Ever wondered what goes through the head of Ashok Srivastava each time a young woman in jeans walks past him? It’s demanding enough for the Convenor of the Uttar Pradesh Principals’ Association to stay composed when any jeans-wearing young woman walks by. But imagine the serious conflict raging inside Srivastava, a good man of the kind we don’t meet often enough these days, if a jeans-clad college girl with a dexterous figure — with the wind blowing through her hair — and humming ‘Jaadu hai nasha hai’ walks by in slo-mo.
Did I catch you sniggering at Mr Srivastava, one of the men who drafted the proposal — now chucked in the dustbin by the Mayawati government — that would have prohibited women from wearing jeans to any of the 400-odd postgraduate colleges in UP? Well, I can’t see his perfectly normal heterosexual reaction to a young, attractive lady wearing figure-hugging trousers being any different from yours (if you’re a man, that is) or mine — except, perhaps, in intensity, which in turn depends on the frequency of spotting women in jeans on a regular basis (not that much for Srivastava, I would presume) and one’s own hormonal balance.
What is different, though, is how Srivastava wants to deal with his biologically-driven affection for women in denim: by not having them anywhere near him. (In some societies, of course, a more effective method would be to punish women in jeans so as to make them stop existing altogether.) As far as I’m concerned, you don’t have to be a hick or a pervert or even the head priest of the Guruvayur Temple to be distracted by the ergonomic quality of jeans when fitted on to a charmingly-shaped lady. The nature of the limbs-hugging jeans, after all, is to highlight the physical attractiveness of the wearer. (Thus, the total pointlessness or more of, say, President Pratibha Patil wearing a pair of Levis 901s.)
No woman — or man, for that matter — wears clothes to look unattractive, not according to their own set of aesthetics, that is. Their objective may be to look ‘smart’, ‘traditional’, ‘radical’ or a permutation-combination of all three. But the basic premise, even of someone like Sushma Swaraj, is to present oneself as ‘attractive’, a diluted-by-evolution-and-social mores version of the original biological purpose of looking attractive: advertising one’s sexuality.
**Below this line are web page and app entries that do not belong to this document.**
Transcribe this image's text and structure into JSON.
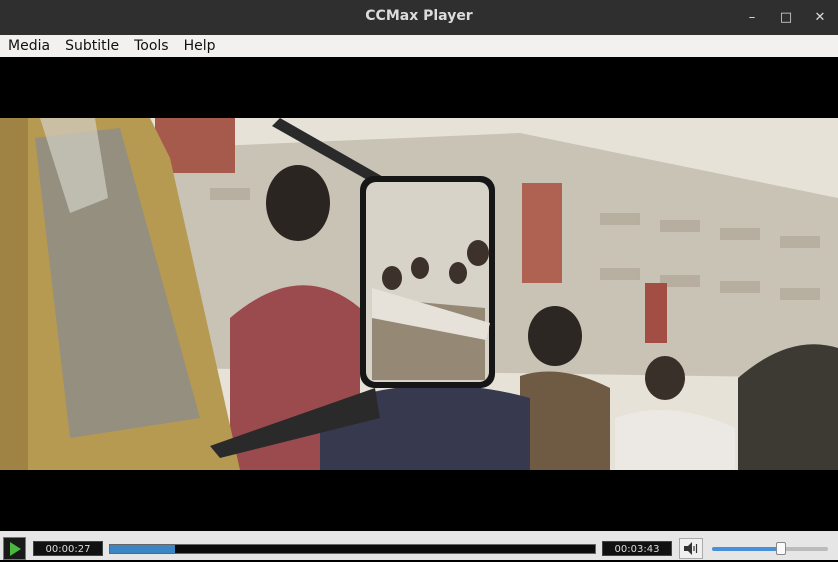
{
  "window": {
    "title": "CCMax Player"
  },
  "menu": [
    "Media",
    "Subtitle",
    "Tools",
    "Help"
  ],
  "playback": {
    "elapsed": "00:00:27",
    "duration": "00:03:43",
    "progress_fraction": 0.133,
    "volume_fraction": 0.6
  },
  "colors": {
    "accent": "#3d86c6",
    "play": "#48b83e"
  },
  "icons": {
    "minimize": "minimize-icon",
    "maximize": "maximize-icon",
    "close": "close-icon",
    "play": "play-icon",
    "volume": "speaker-icon"
  }
}
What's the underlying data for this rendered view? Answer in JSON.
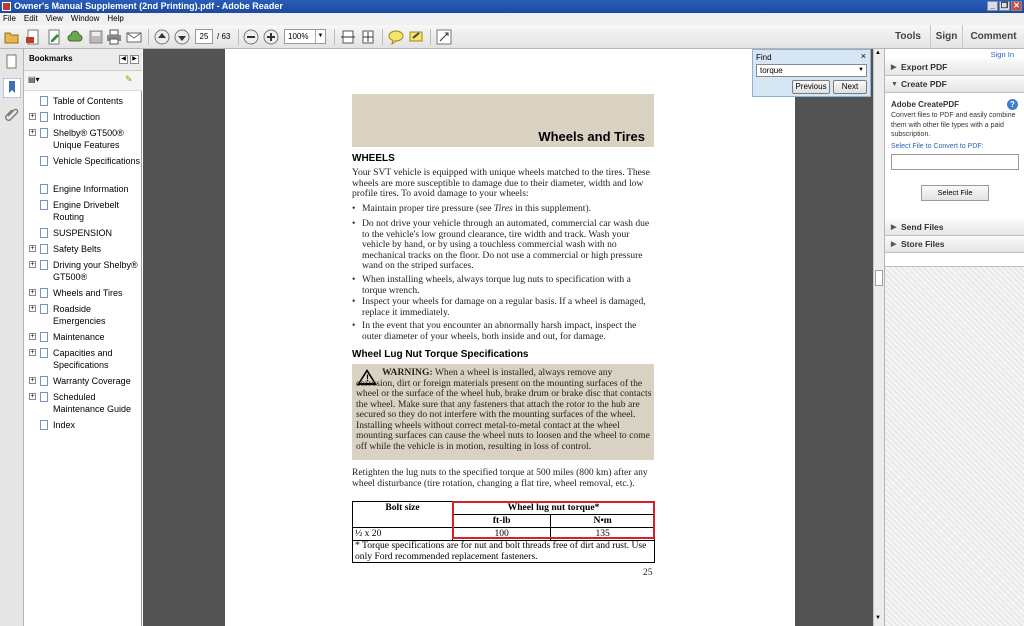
{
  "window": {
    "title": "Owner's Manual Supplement (2nd Printing).pdf - Adobe Reader"
  },
  "menu": [
    "File",
    "Edit",
    "View",
    "Window",
    "Help"
  ],
  "toolbar": {
    "page_current": "25",
    "page_total": "/ 63",
    "zoom": "100%",
    "tools": "Tools",
    "sign": "Sign",
    "comment": "Comment"
  },
  "bookmarks": {
    "title": "Bookmarks",
    "items": [
      {
        "label": "Table of Contents",
        "expandable": false
      },
      {
        "label": "Introduction",
        "expandable": true
      },
      {
        "label": "Shelby® GT500® Unique Features",
        "expandable": true
      },
      {
        "label": "Vehicle Specifications",
        "expandable": false
      },
      {
        "label": "Engine Information",
        "expandable": false
      },
      {
        "label": "Engine Drivebelt Routing",
        "expandable": false
      },
      {
        "label": "SUSPENSION",
        "expandable": false
      },
      {
        "label": "Safety Belts",
        "expandable": true
      },
      {
        "label": "Driving your Shelby® GT500®",
        "expandable": true
      },
      {
        "label": "Wheels and Tires",
        "expandable": true
      },
      {
        "label": "Roadside Emergencies",
        "expandable": true
      },
      {
        "label": "Maintenance",
        "expandable": true
      },
      {
        "label": "Capacities and Specifications",
        "expandable": true
      },
      {
        "label": "Warranty Coverage",
        "expandable": true
      },
      {
        "label": "Scheduled Maintenance Guide",
        "expandable": true
      },
      {
        "label": "Index",
        "expandable": false
      }
    ]
  },
  "document": {
    "header": "Wheels and Tires",
    "wheels_heading": "WHEELS",
    "intro": "Your SVT vehicle is equipped with unique wheels matched to the tires. These wheels are more susceptible to damage due to their diameter, width and low profile tires. To avoid damage to your wheels:",
    "bullets": [
      "Maintain proper tire pressure (see Tires in this supplement).",
      "Do not drive your vehicle through an automated, commercial car wash due to the vehicle's low ground clearance, tire width and track. Wash your vehicle by hand, or by using a touchless commercial wash with no mechanical tracks on the floor. Do not use a commercial or high pressure wand on the striped surfaces.",
      "When installing wheels, always torque lug nuts to specification with a torque wrench.",
      "Inspect your wheels for damage on a regular basis. If a wheel is damaged, replace it immediately.",
      "In the event that you encounter an abnormally harsh impact, inspect the outer diameter of your wheels, both inside and out, for damage."
    ],
    "lug_heading": "Wheel Lug Nut Torque Specifications",
    "warning_label": "WARNING:",
    "warning_text": "When a wheel is installed, always remove any corrosion, dirt or foreign materials present on the mounting surfaces of the wheel or the surface of the wheel hub, brake drum or brake disc that contacts the wheel. Make sure that any fasteners that attach the rotor to the hub are secured so they do not interfere with the mounting surfaces of the wheel. Installing wheels without correct metal-to-metal contact at the wheel mounting surfaces can cause the wheel nuts to loosen and the wheel to come off while the vehicle is in motion, resulting in loss of control.",
    "retighten": "Retighten the lug nuts to the specified torque at 500 miles (800 km) after any wheel disturbance (tire rotation, changing a flat tire, wheel removal, etc.).",
    "table": {
      "col_bolt": "Bolt size",
      "col_torque": "Wheel lug nut torque*",
      "col_ftlb": "ft-lb",
      "col_nm": "N•m",
      "row_bolt": "½ x 20",
      "row_ftlb": "100",
      "row_nm": "135",
      "footnote": "* Torque specifications are for nut and bolt threads free of dirt and rust. Use only Ford recommended replacement fasteners."
    },
    "page_number": "25"
  },
  "find": {
    "title": "Find",
    "query": "torque",
    "previous": "Previous",
    "next": "Next"
  },
  "rightpanel": {
    "signin": "Sign In",
    "export_pdf": "Export PDF",
    "create_pdf": "Create PDF",
    "createpdf_title": "Adobe CreatePDF",
    "createpdf_desc": "Convert files to PDF and easily combine them with other file types with a paid subscription.",
    "select_label": "Select File to Convert to PDF:",
    "select_button": "Select File",
    "send_files": "Send Files",
    "store_files": "Store Files"
  }
}
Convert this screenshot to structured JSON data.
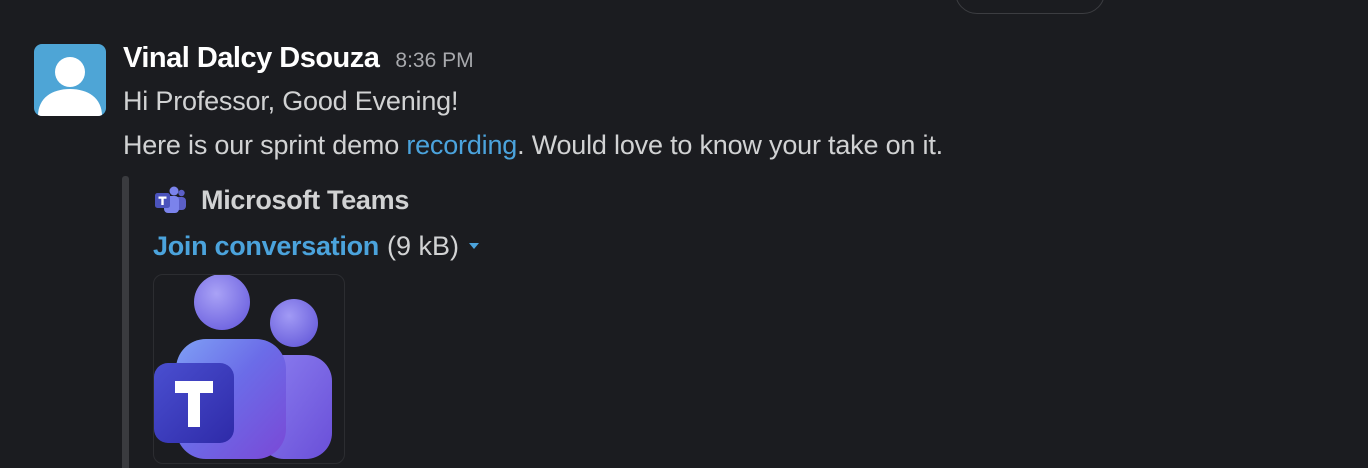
{
  "message": {
    "sender": "Vinal Dalcy Dsouza",
    "time": "8:36 PM",
    "line1": "Hi Professor, Good Evening!",
    "line2_before": "Here is our sprint demo ",
    "line2_link": "recording",
    "line2_after": ". Would love to know your take on it."
  },
  "attachment": {
    "app_name": "Microsoft Teams",
    "link_text": "Join conversation",
    "size": "(9 kB)",
    "icon": "microsoft-teams-icon"
  },
  "colors": {
    "background": "#1b1c20",
    "link": "#4ba3dc",
    "avatar_bg": "#4ea5d6",
    "teams_purple": "#5b5fc7"
  }
}
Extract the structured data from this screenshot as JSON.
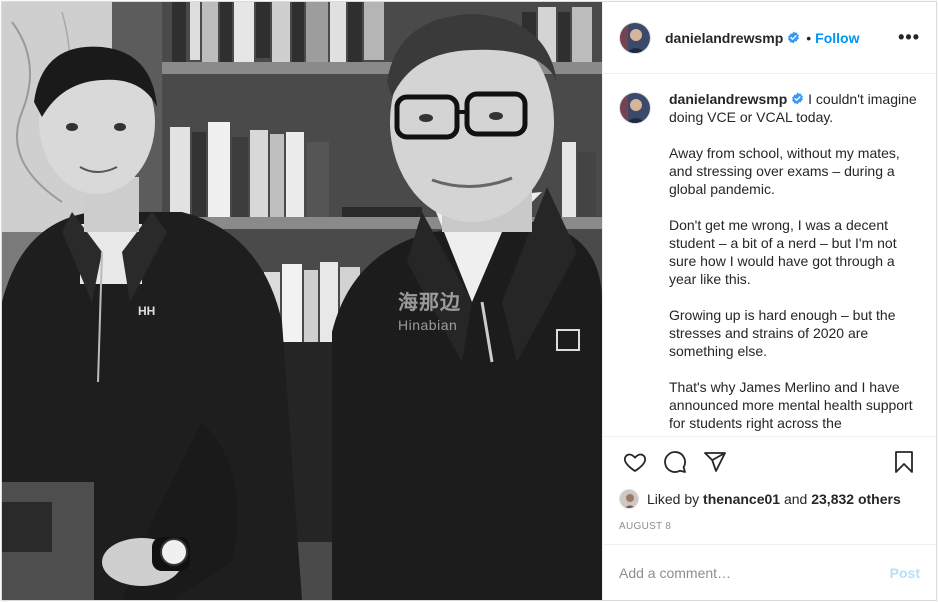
{
  "post": {
    "username": "danielandrewsmp",
    "separator": "•",
    "follow_label": "Follow",
    "more_label": "•••",
    "photo_watermark": {
      "cn": "海那边",
      "en": "Hinabian"
    },
    "logo_text": "HH",
    "caption": {
      "username": "danielandrewsmp",
      "paragraphs": [
        "I couldn't imagine doing VCE or VCAL today.",
        "Away from school, without my mates, and stressing over exams – during a global pandemic.",
        "Don't get me wrong, I was a decent student – a bit of a nerd – but I'm not sure how I would have got through a year like this.",
        "Growing up is hard enough – but the stresses and strains of 2020 are something else.",
        "That's why James Merlino and I have announced more mental health support for students right across the"
      ]
    },
    "likes": {
      "prefix": "Liked by",
      "user": "thenance01",
      "middle": "and",
      "others": "23,832 others"
    },
    "date": "AUGUST 8",
    "comment": {
      "placeholder": "Add a comment…",
      "post_label": "Post"
    },
    "colors": {
      "link_blue": "#0095f6",
      "post_disabled": "#b2dffc",
      "verified_blue": "#3897f0",
      "muted": "#8e8e8e"
    },
    "icons": [
      "heart-icon",
      "comment-icon",
      "share-icon",
      "bookmark-icon",
      "verified-icon",
      "more-icon"
    ]
  }
}
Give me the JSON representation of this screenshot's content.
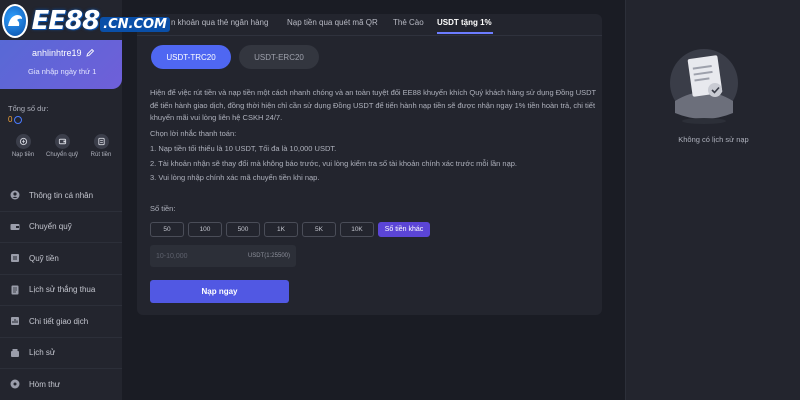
{
  "brand": {
    "name": "EE88",
    "domain": ".CN.COM"
  },
  "user": {
    "username": "anhlinhtre19",
    "join_text": "Gia nhập ngày thứ 1"
  },
  "balance": {
    "label": "Tổng số dư:",
    "value": "0"
  },
  "quick_actions": [
    {
      "label": "Nạp tiền",
      "icon": "wallet-icon"
    },
    {
      "label": "Chuyển quỹ",
      "icon": "transfer-icon"
    },
    {
      "label": "Rút tiền",
      "icon": "withdraw-icon"
    }
  ],
  "menu": [
    {
      "label": "Thông tin cá nhân",
      "icon": "user-icon"
    },
    {
      "label": "Chuyển quỹ",
      "icon": "transfer-icon"
    },
    {
      "label": "Quỹ tiền",
      "icon": "fund-icon"
    },
    {
      "label": "Lịch sử thắng thua",
      "icon": "document-icon"
    },
    {
      "label": "Chi tiết giao dịch",
      "icon": "chart-icon"
    },
    {
      "label": "Lịch sử",
      "icon": "history-icon"
    },
    {
      "label": "Hòm thư",
      "icon": "mail-icon"
    }
  ],
  "tabs": [
    {
      "label": "n khoản qua thẻ ngân hàng",
      "active": false
    },
    {
      "label": "Nạp tiền qua quét mã QR",
      "active": false
    },
    {
      "label": "Thẻ Cào",
      "active": false
    },
    {
      "label": "USDT tặng 1%",
      "active": true
    }
  ],
  "networks": [
    {
      "label": "USDT-TRC20",
      "active": true
    },
    {
      "label": "USDT-ERC20",
      "active": false
    }
  ],
  "intro": "Hiện để việc rút tiền và nạp tiền một cách nhanh chóng và an toàn tuyệt đối EE88 khuyến khích Quý khách hàng sử dụng Đồng USDT để tiến hành giao dịch, đồng thời hiện chỉ cần sử dụng Đồng USDT để tiến hành nạp tiền sẽ được nhận ngay 1% tiền hoàn trả, chi tiết khuyến mãi vui lòng liên hệ CSKH 24/7.",
  "choose_label": "Chọn lời nhắc thanh toán:",
  "notes": [
    "1. Nạp tiền tối thiểu là 10 USDT, Tối đa là 10,000 USDT.",
    "2. Tài khoản nhận sẽ thay đổi mà không báo trước, vui lòng kiểm tra số tài khoản chính xác trước mỗi lần nạp.",
    "3. Vui lòng nhập chính xác mã chuyển tiền khi nạp."
  ],
  "amount": {
    "label": "Số tiền:",
    "chips": [
      "50",
      "100",
      "500",
      "1K",
      "5K",
      "10K"
    ],
    "other_label": "Số tiền khác",
    "placeholder": "10-10,000",
    "unit": "USDT(1:25500)"
  },
  "submit_label": "Nạp ngay",
  "history": {
    "empty_text": "Không có lịch sử nạp"
  },
  "colors": {
    "accent": "#4f67f2",
    "sidebar": "#23252e",
    "background": "#1a1c24",
    "balance": "#f2a33a"
  }
}
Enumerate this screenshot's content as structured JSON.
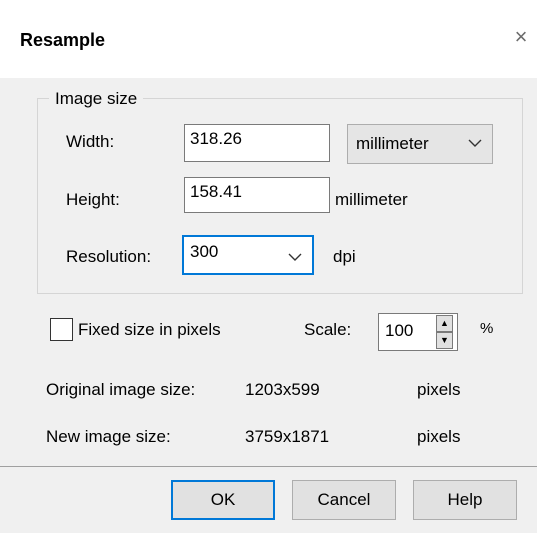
{
  "window": {
    "title": "Resample",
    "close_glyph": "×"
  },
  "image_size": {
    "legend": "Image size",
    "width_label": "Width:",
    "width_value": "318.26",
    "unit_select": "millimeter",
    "height_label": "Height:",
    "height_value": "158.41",
    "height_unit": "millimeter",
    "resolution_label": "Resolution:",
    "resolution_value": "300",
    "resolution_unit": "dpi"
  },
  "options": {
    "fixed_size_label": "Fixed size in pixels",
    "fixed_size_checked": false,
    "scale_label": "Scale:",
    "scale_value": "100",
    "scale_unit": "%"
  },
  "info": {
    "original_label": "Original image size:",
    "original_value": "1203x599",
    "original_unit": "pixels",
    "new_label": "New image size:",
    "new_value": "3759x1871",
    "new_unit": "pixels"
  },
  "buttons": {
    "ok": "OK",
    "cancel": "Cancel",
    "help": "Help"
  },
  "icons": {
    "close": "close-icon",
    "dropdown": "chevron-down-icon",
    "spin_up": "triangle-up-icon",
    "spin_down": "triangle-down-icon"
  },
  "colors": {
    "accent": "#0078d7",
    "dialog_bg": "#f0f0f0",
    "button_bg": "#e1e1e1"
  }
}
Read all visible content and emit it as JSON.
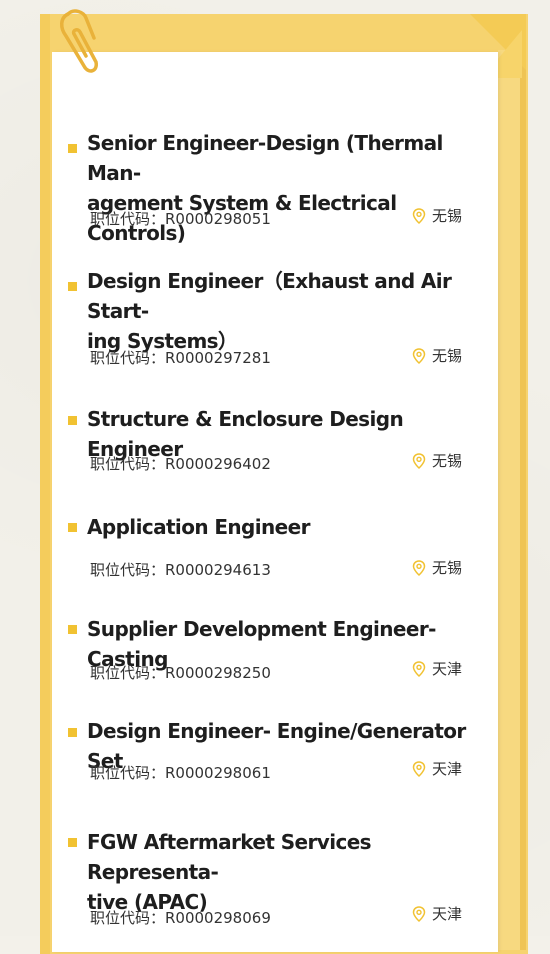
{
  "accent_color": "#f1c232",
  "frame_color": "#f6d36f",
  "code_label": "职位代码：",
  "jobs": [
    {
      "title": "Senior Engineer-Design (Thermal Man-agement System & Electrical Controls)",
      "title_lines": [
        "Senior Engineer-Design (Thermal Man-",
        "agement System & Electrical Controls)"
      ],
      "code": "职位代码：R0000298051",
      "location": "无锡"
    },
    {
      "title": "Design Engineer（Exhaust and Air Start-ing Systems）",
      "title_lines": [
        "Design Engineer（Exhaust and Air Start-",
        "ing Systems）"
      ],
      "code": "职位代码：R0000297281",
      "location": "无锡"
    },
    {
      "title": "Structure & Enclosure Design Engineer",
      "title_lines": [
        "Structure & Enclosure Design Engineer"
      ],
      "code": "职位代码：R0000296402",
      "location": "无锡"
    },
    {
      "title": "Application Engineer",
      "title_lines": [
        "Application Engineer"
      ],
      "code": "职位代码：R0000294613",
      "location": "无锡"
    },
    {
      "title": "Supplier Development Engineer-Casting",
      "title_lines": [
        "Supplier Development Engineer-Casting"
      ],
      "code": "职位代码：R0000298250",
      "location": "天津"
    },
    {
      "title": "Design Engineer- Engine/Generator Set",
      "title_lines": [
        "Design Engineer- Engine/Generator Set"
      ],
      "code": "职位代码：R0000298061",
      "location": "天津"
    },
    {
      "title": "FGW Aftermarket Services Representa-tive (APAC)",
      "title_lines": [
        "FGW Aftermarket Services Representa-",
        "tive (APAC)"
      ],
      "code": "职位代码：R0000298069",
      "location": "天津"
    }
  ]
}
The woman-in-jeans, of course, elicits different reactions in different settings. A jeans-wearing girl walking along Flora Fountain in Bombay will be seen as a different entity from the same girl in jeans cycling along a Gorakhpur alley. It’s as different as an attractive lady in a sari in Delhi is from an attractive lady in a sari on the streets of, say, Melbourne.
So, much of everything that surrounds the business of women in jeans boils down to what men make of it — and what women make of what the men make of it. The pitch against women in jeans, of course, will never be in the following form: “I am reacting hormonally to those girls in jeans under that tree. Please ensure that they don’t wear such tight clothes and force me to think of things other than the price of plums!” Instead, the rationale is always on this line: “Other men — lascivious ones — are reacting hormonally to those girls in jeans under the tree. Please ensure that they don’t wear such tight clothes!” Here’s Ashok Srivastava’s version: “It has been seen that eve-teasers generally target girls wearing jeans or modern clothes.” The truth is that I don’t think he’s wrong. One man’s women in hip-hugging jeans can be another man’s women in bodice-hugging salwar-kameezes. Although I suspect that in 2007, when eight school teachers were heckled and humiliated for flouting an unwritten ban on wearing the salwar-kameez (instead of wearing saris) in Bakhrahat Girls High School in West Bengal, the reason was less to do with hormonal-politics and more to do with the running cultural battle between perceived Bengaliness and non-Bengaliness.
The latest jeans imbroglio won’t be the last jeans imbroglio. Men will — comfortably or uncomfortably — get turned on by this iconic, all-pervasive apparel that accentuates the wearer’s hips and buttocks. In the 1979 horror blockbuster, Jaani Dushman, a monster is on a killing spree, murdering brides in traditional red wedding dresses. You don’t have to be Sigmund ‘Penis’ Freud to realise that the hairy monster lunging at women is a man who turns into a beast every time he sees a belle in a bridal costume. The town reeling under the horrible attacks tries to figure out who this monster is, never once thinking that the matter could be resolved if all the brides simply start wearing something less revealing and ‘red’. Like a burqa or something.